Start of Block
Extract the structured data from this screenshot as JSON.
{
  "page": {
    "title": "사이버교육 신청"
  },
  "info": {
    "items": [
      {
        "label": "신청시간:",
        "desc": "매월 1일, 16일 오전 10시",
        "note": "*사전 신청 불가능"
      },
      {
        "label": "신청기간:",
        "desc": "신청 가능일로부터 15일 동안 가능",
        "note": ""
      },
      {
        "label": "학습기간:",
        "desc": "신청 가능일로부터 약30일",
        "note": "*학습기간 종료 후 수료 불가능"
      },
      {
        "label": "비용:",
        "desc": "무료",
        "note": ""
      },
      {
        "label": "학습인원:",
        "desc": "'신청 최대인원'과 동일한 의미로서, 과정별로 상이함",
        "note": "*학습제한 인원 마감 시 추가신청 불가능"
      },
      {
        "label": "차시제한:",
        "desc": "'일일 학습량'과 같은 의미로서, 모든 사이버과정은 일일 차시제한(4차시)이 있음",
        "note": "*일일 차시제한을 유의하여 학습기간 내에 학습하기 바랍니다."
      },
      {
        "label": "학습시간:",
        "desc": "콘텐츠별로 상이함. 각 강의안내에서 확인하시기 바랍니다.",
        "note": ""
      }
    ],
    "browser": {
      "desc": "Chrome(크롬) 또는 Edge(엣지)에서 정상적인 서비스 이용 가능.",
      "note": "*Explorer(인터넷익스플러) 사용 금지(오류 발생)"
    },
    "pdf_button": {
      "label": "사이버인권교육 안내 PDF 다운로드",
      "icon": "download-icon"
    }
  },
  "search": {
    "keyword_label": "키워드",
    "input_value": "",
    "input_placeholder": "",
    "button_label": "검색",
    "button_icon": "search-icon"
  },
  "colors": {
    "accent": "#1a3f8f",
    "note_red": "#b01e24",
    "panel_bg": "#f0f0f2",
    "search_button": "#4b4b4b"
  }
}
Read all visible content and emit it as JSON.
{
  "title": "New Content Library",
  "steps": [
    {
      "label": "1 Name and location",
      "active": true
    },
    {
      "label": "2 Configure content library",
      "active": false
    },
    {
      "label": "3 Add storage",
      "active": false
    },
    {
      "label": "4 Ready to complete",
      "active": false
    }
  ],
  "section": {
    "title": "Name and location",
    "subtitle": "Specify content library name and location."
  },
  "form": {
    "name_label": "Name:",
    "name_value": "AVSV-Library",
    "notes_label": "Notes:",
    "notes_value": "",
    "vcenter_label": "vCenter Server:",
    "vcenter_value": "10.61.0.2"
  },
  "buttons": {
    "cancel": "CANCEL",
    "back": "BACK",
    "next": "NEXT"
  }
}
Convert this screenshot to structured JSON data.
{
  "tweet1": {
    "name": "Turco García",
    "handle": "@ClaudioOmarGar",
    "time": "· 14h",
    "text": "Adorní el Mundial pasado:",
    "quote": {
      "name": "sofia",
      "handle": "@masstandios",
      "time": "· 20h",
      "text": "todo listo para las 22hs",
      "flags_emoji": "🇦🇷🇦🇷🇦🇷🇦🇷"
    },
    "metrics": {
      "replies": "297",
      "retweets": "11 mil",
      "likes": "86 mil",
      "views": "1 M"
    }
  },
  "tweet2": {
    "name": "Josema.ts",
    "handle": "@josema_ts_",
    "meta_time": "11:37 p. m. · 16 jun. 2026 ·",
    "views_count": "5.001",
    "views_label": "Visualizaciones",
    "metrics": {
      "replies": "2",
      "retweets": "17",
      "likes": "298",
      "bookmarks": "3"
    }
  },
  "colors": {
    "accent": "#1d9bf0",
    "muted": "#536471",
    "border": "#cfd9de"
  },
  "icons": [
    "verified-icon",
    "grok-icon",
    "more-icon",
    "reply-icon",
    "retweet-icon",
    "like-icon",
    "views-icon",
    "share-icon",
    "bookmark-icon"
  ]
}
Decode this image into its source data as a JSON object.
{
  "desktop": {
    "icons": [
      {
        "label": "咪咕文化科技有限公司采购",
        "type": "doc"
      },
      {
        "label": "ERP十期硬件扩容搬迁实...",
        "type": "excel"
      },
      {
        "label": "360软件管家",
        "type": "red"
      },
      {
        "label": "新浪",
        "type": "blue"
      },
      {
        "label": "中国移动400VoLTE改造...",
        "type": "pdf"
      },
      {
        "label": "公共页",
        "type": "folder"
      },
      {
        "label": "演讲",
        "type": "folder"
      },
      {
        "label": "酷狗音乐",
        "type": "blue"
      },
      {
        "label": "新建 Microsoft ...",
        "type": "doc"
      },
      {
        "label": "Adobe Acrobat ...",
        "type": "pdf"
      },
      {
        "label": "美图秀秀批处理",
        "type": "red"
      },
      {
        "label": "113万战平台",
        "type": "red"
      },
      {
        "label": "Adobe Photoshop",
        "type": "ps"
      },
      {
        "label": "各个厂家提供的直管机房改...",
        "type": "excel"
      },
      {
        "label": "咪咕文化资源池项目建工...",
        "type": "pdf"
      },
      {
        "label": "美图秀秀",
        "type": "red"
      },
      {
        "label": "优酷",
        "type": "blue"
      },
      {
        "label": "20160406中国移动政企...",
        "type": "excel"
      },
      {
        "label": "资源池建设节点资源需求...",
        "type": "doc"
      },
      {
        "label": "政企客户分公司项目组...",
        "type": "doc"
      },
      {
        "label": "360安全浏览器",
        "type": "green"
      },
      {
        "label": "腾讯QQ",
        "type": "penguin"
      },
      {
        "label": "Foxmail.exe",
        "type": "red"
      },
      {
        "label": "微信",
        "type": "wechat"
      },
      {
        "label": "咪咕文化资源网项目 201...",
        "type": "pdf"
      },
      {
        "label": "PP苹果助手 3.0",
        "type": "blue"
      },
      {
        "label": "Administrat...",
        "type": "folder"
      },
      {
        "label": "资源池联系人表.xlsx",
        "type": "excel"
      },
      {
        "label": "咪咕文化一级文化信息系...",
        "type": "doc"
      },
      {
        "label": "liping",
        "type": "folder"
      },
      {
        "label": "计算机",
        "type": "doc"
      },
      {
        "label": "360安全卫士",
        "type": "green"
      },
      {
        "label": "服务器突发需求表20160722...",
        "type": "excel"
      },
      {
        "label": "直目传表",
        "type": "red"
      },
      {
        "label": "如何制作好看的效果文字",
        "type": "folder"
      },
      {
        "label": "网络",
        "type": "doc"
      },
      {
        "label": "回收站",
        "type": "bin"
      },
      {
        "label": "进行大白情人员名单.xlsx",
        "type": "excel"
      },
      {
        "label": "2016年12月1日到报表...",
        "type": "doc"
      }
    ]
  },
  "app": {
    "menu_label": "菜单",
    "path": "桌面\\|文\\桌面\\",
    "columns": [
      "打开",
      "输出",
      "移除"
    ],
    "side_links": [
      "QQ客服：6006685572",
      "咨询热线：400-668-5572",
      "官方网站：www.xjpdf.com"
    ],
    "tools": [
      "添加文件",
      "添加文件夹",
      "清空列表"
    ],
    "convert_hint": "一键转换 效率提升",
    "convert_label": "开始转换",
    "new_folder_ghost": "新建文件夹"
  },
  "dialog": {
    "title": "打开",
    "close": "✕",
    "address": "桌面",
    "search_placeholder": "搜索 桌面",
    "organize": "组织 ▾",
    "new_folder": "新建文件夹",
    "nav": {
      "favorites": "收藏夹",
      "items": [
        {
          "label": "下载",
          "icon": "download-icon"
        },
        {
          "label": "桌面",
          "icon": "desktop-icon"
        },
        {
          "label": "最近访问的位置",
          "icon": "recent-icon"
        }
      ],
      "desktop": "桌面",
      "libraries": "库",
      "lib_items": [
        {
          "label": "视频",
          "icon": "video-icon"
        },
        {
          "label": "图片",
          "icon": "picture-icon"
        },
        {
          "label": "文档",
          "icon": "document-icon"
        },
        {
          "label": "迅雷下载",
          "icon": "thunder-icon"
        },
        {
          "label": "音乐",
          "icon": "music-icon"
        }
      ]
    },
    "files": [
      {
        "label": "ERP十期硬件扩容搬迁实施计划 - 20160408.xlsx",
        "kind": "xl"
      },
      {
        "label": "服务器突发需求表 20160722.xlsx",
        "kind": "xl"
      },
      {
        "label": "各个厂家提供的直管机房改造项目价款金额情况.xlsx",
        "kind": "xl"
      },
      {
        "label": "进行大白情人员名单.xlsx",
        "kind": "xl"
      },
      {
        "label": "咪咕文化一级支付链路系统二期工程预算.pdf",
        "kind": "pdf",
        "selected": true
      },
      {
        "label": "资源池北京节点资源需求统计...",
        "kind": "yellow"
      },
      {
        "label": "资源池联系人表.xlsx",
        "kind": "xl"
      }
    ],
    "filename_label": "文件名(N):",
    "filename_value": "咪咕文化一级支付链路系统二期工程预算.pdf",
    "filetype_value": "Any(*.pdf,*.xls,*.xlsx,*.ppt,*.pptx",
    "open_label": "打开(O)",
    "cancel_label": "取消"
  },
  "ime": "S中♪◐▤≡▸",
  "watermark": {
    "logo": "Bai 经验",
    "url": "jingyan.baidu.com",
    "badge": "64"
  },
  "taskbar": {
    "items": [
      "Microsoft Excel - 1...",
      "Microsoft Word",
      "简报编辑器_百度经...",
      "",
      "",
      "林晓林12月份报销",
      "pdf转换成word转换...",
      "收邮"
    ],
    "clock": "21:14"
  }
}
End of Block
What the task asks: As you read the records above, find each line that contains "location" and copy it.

Finished exercise:
      "label": "1 Name and location",
    "title": "Name and location",
    "subtitle": "Specify content library name and location."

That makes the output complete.